Every line in the entries that holds "content" should be identified and copied.

● **Provided records**
══════════════════════════════

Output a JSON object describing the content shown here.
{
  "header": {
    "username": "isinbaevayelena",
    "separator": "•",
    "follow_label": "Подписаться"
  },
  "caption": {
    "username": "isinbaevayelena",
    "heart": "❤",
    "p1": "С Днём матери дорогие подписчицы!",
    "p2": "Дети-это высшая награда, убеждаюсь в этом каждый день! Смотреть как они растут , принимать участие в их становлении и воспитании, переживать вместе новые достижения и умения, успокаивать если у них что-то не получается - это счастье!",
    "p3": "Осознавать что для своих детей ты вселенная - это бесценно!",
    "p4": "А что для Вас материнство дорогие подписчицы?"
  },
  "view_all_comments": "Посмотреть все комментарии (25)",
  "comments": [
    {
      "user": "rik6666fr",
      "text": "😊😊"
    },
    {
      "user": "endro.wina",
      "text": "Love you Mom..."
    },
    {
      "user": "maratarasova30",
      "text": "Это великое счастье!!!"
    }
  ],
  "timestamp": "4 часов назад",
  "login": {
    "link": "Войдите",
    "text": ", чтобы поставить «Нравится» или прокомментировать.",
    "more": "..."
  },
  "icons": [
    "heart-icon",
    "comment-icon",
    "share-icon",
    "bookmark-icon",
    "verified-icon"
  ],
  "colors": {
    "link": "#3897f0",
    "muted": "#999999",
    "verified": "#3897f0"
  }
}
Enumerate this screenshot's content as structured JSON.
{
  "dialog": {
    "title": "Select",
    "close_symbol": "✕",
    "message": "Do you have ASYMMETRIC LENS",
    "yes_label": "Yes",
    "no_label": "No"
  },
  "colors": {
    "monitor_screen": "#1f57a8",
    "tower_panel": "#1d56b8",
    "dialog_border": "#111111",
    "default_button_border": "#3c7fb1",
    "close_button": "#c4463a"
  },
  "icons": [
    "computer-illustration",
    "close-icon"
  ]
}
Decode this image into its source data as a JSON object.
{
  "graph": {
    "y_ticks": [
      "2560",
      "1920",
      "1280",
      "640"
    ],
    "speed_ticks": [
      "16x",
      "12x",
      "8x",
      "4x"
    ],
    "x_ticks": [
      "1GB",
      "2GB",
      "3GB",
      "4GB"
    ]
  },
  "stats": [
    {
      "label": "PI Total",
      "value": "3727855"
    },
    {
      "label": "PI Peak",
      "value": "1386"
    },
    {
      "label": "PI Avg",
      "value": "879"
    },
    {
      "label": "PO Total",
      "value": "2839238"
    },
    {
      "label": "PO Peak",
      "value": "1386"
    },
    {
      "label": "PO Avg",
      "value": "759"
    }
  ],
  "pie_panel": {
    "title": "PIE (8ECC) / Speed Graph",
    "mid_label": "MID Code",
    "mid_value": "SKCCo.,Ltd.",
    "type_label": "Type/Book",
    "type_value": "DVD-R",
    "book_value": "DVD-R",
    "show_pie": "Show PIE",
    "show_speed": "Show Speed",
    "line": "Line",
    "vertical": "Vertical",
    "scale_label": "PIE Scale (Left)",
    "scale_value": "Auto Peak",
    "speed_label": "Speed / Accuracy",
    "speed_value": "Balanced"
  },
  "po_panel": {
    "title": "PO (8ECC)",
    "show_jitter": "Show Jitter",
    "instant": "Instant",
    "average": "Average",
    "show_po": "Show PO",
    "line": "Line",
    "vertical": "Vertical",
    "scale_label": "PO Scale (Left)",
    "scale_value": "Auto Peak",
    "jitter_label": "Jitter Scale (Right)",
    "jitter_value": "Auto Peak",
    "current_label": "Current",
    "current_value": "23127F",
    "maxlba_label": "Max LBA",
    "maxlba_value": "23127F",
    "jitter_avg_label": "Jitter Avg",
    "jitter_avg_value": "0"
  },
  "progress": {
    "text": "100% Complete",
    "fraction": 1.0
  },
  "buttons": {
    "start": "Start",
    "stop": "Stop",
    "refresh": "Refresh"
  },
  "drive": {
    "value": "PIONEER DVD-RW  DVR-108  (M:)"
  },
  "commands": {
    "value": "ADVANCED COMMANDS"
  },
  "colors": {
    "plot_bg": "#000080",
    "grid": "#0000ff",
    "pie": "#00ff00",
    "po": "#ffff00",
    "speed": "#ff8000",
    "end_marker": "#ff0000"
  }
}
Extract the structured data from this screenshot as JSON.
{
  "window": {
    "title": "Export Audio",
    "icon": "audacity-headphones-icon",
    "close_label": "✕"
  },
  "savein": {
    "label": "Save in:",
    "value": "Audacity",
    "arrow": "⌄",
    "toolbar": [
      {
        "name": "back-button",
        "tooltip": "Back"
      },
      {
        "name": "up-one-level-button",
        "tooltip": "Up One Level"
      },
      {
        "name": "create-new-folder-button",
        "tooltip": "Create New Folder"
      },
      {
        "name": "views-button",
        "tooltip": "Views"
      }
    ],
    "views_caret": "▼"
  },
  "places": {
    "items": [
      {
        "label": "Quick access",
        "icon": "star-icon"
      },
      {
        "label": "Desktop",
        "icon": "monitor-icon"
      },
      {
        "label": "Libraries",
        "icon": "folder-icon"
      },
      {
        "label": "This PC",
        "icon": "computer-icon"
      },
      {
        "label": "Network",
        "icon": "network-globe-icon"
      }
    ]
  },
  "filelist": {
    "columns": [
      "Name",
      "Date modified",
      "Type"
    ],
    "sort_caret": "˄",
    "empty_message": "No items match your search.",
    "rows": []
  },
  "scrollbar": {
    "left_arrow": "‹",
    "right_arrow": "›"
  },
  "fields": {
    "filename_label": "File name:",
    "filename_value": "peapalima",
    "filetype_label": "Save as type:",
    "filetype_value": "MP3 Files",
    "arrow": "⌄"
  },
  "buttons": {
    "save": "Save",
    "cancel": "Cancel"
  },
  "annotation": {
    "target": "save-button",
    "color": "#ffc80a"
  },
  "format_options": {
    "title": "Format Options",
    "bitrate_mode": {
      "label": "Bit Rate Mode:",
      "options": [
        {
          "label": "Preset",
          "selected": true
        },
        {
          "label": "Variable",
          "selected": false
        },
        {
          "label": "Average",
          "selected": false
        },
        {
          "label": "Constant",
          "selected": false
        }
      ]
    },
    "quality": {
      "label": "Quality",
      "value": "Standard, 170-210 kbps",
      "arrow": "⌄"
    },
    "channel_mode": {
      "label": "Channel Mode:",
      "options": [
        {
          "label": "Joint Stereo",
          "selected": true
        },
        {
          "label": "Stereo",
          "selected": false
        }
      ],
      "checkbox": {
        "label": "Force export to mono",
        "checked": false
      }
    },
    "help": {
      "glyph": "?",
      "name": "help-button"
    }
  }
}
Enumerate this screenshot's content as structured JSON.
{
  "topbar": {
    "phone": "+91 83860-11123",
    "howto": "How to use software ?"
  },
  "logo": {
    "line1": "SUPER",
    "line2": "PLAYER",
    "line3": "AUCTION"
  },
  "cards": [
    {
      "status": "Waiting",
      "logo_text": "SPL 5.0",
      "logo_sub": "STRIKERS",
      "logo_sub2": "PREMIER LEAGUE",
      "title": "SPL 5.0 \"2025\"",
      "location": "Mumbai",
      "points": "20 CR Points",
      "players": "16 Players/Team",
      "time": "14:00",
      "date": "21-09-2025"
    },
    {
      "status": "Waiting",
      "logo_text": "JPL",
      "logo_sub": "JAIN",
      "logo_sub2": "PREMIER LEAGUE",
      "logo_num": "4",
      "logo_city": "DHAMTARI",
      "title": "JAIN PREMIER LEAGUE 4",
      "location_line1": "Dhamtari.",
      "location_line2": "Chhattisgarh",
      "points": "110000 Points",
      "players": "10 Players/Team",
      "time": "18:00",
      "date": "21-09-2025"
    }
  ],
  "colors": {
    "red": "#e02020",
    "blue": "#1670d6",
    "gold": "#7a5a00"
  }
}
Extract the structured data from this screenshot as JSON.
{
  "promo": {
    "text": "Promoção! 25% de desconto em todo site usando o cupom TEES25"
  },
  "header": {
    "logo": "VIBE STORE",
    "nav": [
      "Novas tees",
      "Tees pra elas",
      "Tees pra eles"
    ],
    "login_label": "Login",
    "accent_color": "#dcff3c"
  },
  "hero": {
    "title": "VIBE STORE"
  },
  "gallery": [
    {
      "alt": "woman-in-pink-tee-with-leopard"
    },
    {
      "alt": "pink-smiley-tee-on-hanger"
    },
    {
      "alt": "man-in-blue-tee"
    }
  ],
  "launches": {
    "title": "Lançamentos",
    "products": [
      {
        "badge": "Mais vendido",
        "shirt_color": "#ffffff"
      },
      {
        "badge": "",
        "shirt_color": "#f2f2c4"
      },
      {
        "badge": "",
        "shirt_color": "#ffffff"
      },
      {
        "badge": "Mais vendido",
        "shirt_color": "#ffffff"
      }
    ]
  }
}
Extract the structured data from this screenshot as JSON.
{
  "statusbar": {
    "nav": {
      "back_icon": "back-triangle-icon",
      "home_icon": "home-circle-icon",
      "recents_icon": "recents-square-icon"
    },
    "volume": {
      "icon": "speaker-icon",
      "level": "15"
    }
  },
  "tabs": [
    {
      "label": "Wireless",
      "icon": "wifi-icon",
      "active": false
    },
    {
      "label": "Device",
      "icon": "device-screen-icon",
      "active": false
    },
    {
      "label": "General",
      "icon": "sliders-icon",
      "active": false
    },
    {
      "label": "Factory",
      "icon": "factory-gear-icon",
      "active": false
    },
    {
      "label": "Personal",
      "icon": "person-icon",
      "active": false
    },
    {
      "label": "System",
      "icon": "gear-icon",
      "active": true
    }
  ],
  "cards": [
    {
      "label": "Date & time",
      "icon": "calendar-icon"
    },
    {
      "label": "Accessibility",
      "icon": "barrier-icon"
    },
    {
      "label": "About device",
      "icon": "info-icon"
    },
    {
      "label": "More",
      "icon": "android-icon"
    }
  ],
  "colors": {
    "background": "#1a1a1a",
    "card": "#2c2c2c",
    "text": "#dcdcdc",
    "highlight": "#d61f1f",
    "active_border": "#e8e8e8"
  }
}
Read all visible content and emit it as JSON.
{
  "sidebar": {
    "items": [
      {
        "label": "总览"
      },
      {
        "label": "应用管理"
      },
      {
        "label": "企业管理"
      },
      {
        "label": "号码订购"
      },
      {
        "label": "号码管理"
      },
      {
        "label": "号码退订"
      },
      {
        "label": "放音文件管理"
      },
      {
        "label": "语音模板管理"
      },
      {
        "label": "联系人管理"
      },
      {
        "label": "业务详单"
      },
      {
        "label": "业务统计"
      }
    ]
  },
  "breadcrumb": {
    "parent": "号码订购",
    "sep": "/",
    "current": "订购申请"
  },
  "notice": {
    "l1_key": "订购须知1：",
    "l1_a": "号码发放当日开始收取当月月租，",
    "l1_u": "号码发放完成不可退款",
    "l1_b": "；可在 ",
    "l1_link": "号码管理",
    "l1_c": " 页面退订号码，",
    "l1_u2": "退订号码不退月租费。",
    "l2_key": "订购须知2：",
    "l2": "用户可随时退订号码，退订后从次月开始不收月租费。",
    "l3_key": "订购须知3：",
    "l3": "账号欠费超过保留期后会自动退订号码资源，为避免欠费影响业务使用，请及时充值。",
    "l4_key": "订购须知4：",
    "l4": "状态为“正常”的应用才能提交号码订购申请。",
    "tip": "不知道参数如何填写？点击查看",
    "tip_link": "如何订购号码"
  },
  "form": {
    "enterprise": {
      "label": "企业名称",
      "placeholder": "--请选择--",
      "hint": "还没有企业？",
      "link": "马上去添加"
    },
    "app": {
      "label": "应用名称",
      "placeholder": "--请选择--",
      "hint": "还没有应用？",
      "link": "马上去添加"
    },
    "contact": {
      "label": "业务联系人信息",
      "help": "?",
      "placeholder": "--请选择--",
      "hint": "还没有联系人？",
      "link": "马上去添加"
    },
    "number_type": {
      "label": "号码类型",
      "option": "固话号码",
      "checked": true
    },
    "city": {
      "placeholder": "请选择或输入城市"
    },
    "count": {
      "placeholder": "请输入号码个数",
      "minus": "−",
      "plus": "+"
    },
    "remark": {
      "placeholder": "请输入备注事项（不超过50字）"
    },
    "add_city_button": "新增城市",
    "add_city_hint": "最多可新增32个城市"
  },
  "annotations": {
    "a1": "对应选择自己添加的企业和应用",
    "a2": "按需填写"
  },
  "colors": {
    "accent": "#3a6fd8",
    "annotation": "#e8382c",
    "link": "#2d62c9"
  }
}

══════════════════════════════

● **Response to this task**
Output a JSON object describing the content shown here.
Enumerate this screenshot's content as structured JSON.
Enumerate this screenshot's content as structured JSON.
Read all visible content and emit it as JSON.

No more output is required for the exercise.